==== Material to process
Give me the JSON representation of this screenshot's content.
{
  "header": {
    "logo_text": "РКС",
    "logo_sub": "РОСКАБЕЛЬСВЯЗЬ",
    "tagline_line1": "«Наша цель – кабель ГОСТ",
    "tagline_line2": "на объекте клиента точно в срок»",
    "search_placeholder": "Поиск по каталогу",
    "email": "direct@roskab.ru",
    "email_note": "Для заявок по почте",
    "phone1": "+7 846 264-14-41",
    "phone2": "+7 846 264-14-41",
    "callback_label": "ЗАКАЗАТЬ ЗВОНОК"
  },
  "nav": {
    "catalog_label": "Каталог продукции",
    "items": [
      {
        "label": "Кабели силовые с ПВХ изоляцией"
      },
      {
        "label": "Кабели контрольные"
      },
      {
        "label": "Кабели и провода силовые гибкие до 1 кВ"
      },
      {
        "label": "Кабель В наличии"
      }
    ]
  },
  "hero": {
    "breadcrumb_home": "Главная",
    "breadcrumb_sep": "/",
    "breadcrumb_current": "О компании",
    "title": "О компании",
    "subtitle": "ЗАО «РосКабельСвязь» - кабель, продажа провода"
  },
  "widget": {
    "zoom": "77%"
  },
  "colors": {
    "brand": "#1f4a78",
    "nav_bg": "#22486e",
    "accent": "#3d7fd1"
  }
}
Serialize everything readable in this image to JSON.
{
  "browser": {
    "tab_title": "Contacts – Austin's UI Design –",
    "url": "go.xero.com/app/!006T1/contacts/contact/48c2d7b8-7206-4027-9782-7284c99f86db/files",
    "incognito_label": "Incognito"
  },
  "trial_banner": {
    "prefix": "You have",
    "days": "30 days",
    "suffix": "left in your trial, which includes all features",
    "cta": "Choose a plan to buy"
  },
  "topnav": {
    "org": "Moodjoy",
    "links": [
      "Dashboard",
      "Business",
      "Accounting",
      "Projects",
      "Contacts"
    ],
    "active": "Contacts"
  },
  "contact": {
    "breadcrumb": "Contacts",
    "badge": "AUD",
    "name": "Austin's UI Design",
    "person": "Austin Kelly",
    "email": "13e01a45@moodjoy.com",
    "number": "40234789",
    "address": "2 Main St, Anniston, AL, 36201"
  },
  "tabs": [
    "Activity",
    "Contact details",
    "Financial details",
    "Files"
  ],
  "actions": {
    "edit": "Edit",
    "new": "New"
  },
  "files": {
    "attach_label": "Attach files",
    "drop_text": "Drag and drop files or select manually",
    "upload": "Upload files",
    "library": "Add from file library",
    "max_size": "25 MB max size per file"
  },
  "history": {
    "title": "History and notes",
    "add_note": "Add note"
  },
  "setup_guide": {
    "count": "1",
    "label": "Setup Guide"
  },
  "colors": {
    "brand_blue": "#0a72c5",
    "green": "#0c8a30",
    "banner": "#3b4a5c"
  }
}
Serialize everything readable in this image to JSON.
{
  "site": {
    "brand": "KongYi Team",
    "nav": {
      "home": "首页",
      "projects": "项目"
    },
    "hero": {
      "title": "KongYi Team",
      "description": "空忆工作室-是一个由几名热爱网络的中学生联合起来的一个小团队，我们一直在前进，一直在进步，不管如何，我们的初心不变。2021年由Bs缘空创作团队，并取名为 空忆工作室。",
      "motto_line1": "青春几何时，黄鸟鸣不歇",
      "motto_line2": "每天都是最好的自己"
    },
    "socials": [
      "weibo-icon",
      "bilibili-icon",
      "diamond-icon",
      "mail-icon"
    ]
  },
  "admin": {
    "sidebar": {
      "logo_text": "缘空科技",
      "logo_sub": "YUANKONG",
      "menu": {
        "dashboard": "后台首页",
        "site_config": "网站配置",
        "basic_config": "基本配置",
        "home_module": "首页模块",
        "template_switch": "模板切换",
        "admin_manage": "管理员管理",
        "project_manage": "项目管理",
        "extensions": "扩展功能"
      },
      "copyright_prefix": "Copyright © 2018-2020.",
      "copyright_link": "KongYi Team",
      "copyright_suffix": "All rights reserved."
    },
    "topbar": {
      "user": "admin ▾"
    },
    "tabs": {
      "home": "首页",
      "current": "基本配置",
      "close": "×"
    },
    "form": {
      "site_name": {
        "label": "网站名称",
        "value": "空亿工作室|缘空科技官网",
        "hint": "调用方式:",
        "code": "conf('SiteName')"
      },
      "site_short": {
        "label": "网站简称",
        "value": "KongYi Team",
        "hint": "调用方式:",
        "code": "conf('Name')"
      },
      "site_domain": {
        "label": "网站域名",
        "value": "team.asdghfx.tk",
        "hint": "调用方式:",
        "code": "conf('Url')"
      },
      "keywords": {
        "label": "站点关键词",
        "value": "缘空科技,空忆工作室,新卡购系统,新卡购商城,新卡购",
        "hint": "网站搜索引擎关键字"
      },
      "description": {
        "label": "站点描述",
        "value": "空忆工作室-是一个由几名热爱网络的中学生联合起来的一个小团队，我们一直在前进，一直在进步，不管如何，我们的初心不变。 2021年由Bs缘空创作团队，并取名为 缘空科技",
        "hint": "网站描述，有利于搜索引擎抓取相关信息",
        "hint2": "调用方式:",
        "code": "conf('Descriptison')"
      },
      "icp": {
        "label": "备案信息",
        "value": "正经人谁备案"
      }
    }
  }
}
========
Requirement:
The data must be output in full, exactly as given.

Solution for this task:
Give me the JSON representation of this screenshot's content.
{
  "header": {
    "logo_text": "РКС",
    "logo_sub": "РОСКАБЕЛЬСВЯЗЬ",
    "tagline_line1": "«Наша цель – кабель ГОСТ",
    "tagline_line2": "на объекте клиента точно в срок»",
    "search_placeholder": "Поиск по каталогу",
    "email": "direct@roskab.ru",
    "email_note": "Для заявок по почте",
    "phone1": "+7 846 264-14-41",
    "phone2": "+7 846 264-14-41",
    "callback_label": "ЗАКАЗАТЬ ЗВОНОК"
  },
  "nav": {
    "catalog_label": "Каталог продукции",
    "items": [
      {
        "label": "Кабели силовые с ПВХ изоляцией"
      },
      {
        "label": "Кабели контрольные"
      },
      {
        "label": "Кабели и провода силовые гибкие до 1 кВ"
      },
      {
        "label": "Кабель В наличии"
      }
    ]
  },
  "hero": {
    "breadcrumb_home": "Главная",
    "breadcrumb_sep": "/",
    "breadcrumb_current": "О компании",
    "title": "О компании",
    "subtitle": "ЗАО «РосКабельСвязь» - кабель, продажа провода"
  },
  "widget": {
    "zoom": "77%"
  },
  "colors": {
    "brand": "#1f4a78",
    "nav_bg": "#22486e",
    "accent": "#3d7fd1"
  }
}
Serialize everything readable in this image to JSON.
{
  "browser": {
    "tab_title": "Contacts – Austin's UI Design –",
    "url": "go.xero.com/app/!006T1/contacts/contact/48c2d7b8-7206-4027-9782-7284c99f86db/files",
    "incognito_label": "Incognito"
  },
  "trial_banner": {
    "prefix": "You have",
    "days": "30 days",
    "suffix": "left in your trial, which includes all features",
    "cta": "Choose a plan to buy"
  },
  "topnav": {
    "org": "Moodjoy",
    "links": [
      "Dashboard",
      "Business",
      "Accounting",
      "Projects",
      "Contacts"
    ],
    "active": "Contacts"
  },
  "contact": {
    "breadcrumb": "Contacts",
    "badge": "AUD",
    "name": "Austin's UI Design",
    "person": "Austin Kelly",
    "email": "13e01a45@moodjoy.com",
    "number": "40234789",
    "address": "2 Main St, Anniston, AL, 36201"
  },
  "tabs": [
    "Activity",
    "Contact details",
    "Financial details",
    "Files"
  ],
  "actions": {
    "edit": "Edit",
    "new": "New"
  },
  "files": {
    "attach_label": "Attach files",
    "drop_text": "Drag and drop files or select manually",
    "upload": "Upload files",
    "library": "Add from file library",
    "max_size": "25 MB max size per file"
  },
  "history": {
    "title": "History and notes",
    "add_note": "Add note"
  },
  "setup_guide": {
    "count": "1",
    "label": "Setup Guide"
  },
  "colors": {
    "brand_blue": "#0a72c5",
    "green": "#0c8a30",
    "banner": "#3b4a5c"
  }
}
Serialize everything readable in this image to JSON.
{
  "site": {
    "brand": "KongYi Team",
    "nav": {
      "home": "首页",
      "projects": "项目"
    },
    "hero": {
      "title": "KongYi Team",
      "description": "空忆工作室-是一个由几名热爱网络的中学生联合起来的一个小团队，我们一直在前进，一直在进步，不管如何，我们的初心不变。2021年由Bs缘空创作团队，并取名为 空忆工作室。",
      "motto_line1": "青春几何时，黄鸟鸣不歇",
      "motto_line2": "每天都是最好的自己"
    },
    "socials": [
      "weibo-icon",
      "bilibili-icon",
      "diamond-icon",
      "mail-icon"
    ]
  },
  "admin": {
    "sidebar": {
      "logo_text": "缘空科技",
      "logo_sub": "YUANKONG",
      "menu": {
        "dashboard": "后台首页",
        "site_config": "网站配置",
        "basic_config": "基本配置",
        "home_module": "首页模块",
        "template_switch": "模板切换",
        "admin_manage": "管理员管理",
        "project_manage": "项目管理",
        "extensions": "扩展功能"
      },
      "copyright_prefix": "Copyright © 2018-2020.",
      "copyright_link": "KongYi Team",
      "copyright_suffix": "All rights reserved."
    },
    "topbar": {
      "user": "admin ▾"
    },
    "tabs": {
      "home": "首页",
      "current": "基本配置",
      "close": "×"
    },
    "form": {
      "site_name": {
        "label": "网站名称",
        "value": "空亿工作室|缘空科技官网",
        "hint": "调用方式:",
        "code": "conf('SiteName')"
      },
      "site_short": {
        "label": "网站简称",
        "value": "KongYi Team",
        "hint": "调用方式:",
        "code": "conf('Name')"
      },
      "site_domain": {
        "label": "网站域名",
        "value": "team.asdghfx.tk",
        "hint": "调用方式:",
        "code": "conf('Url')"
      },
      "keywords": {
        "label": "站点关键词",
        "value": "缘空科技,空忆工作室,新卡购系统,新卡购商城,新卡购",
        "hint": "网站搜索引擎关键字"
      },
      "description": {
        "label": "站点描述",
        "value": "空忆工作室-是一个由几名热爱网络的中学生联合起来的一个小团队，我们一直在前进，一直在进步，不管如何，我们的初心不变。 2021年由Bs缘空创作团队，并取名为 缘空科技",
        "hint": "网站描述，有利于搜索引擎抓取相关信息",
        "hint2": "调用方式:",
        "code": "conf('Descriptison')"
      },
      "icp": {
        "label": "备案信息",
        "value": "正经人谁备案"
      }
    }
  }
}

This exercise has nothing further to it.